TASK OBJECTIVE: In how many lines of the data below does the word "Show" appear? Reply with the number and nothing more.

###

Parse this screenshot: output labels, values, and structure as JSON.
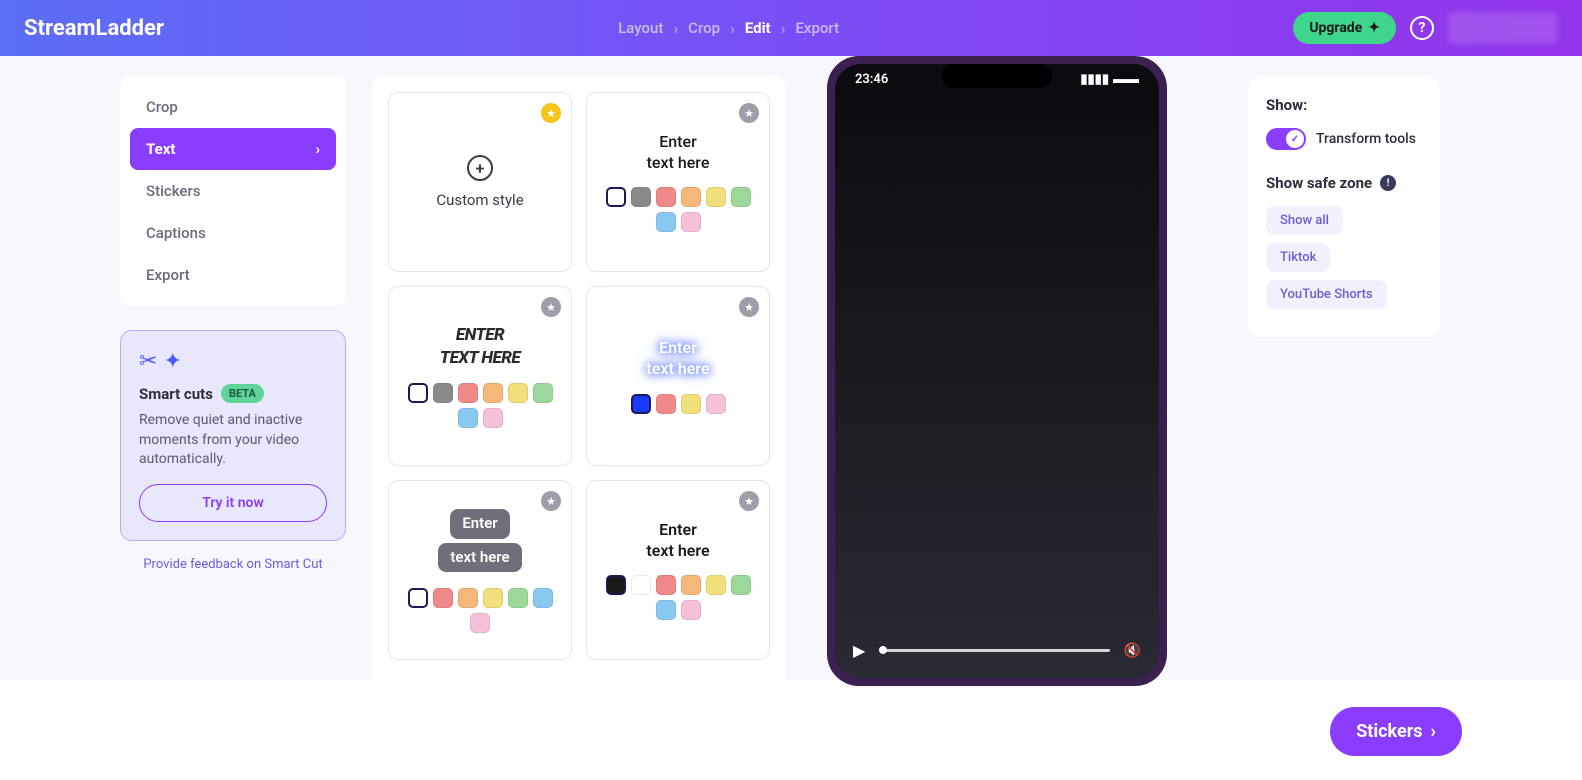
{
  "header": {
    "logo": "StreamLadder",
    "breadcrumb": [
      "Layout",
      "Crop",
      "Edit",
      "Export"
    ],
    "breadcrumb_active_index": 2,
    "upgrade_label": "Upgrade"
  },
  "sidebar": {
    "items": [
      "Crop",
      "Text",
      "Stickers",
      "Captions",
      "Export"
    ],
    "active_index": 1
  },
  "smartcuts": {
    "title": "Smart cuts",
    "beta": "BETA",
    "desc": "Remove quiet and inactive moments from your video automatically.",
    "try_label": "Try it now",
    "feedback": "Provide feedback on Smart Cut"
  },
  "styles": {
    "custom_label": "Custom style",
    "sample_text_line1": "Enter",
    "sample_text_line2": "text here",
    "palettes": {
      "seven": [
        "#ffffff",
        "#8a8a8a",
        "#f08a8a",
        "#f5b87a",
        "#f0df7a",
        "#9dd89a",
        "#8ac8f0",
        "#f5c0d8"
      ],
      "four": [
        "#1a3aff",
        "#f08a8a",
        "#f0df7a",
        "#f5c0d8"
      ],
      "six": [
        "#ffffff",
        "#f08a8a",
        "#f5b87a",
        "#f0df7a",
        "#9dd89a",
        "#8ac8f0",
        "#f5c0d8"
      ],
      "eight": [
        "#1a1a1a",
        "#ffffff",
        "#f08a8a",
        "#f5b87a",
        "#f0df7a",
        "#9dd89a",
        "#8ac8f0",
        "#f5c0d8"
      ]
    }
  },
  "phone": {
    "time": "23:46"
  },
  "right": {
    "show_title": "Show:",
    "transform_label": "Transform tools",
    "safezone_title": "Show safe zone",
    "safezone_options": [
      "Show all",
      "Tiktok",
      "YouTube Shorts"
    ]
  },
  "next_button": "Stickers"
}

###

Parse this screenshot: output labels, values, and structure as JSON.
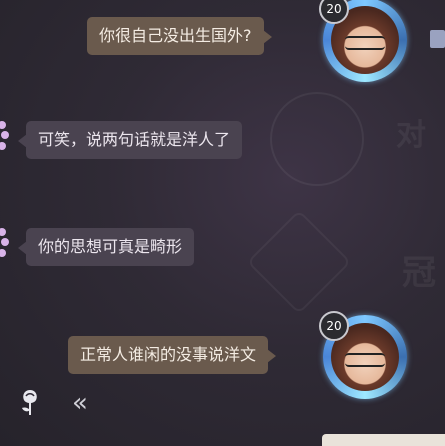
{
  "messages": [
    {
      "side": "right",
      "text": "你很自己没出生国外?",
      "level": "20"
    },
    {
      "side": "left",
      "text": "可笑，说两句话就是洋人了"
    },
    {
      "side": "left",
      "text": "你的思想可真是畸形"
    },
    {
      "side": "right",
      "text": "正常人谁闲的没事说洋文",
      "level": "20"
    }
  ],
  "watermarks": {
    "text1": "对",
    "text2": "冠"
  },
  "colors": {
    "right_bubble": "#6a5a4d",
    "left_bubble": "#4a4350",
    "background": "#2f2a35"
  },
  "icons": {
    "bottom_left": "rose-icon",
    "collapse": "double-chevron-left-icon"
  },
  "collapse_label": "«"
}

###

TASK RESPONSE: 3